## Assignment
All of the data below needs to be set down again, exactly as shown.

╔══

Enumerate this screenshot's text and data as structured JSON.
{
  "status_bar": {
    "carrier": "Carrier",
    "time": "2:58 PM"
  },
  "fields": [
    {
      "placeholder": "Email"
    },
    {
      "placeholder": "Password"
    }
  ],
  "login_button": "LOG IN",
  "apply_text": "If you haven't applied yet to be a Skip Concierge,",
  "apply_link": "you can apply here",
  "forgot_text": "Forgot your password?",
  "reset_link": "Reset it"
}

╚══

## Solution for this exercise
Enumerate this screenshot's text and data as structured JSON.
{
  "status_bar": {
    "carrier": "Carrier",
    "time": "2:58 PM"
  },
  "fields": [
    {
      "placeholder": "Email"
    },
    {
      "placeholder": "Password"
    }
  ],
  "login_button": "LOG IN",
  "apply_text": "If you haven't applied yet to be a Skip Concierge,",
  "apply_link": "you can apply here",
  "forgot_text": "Forgot your password?",
  "reset_link": "Reset it"
}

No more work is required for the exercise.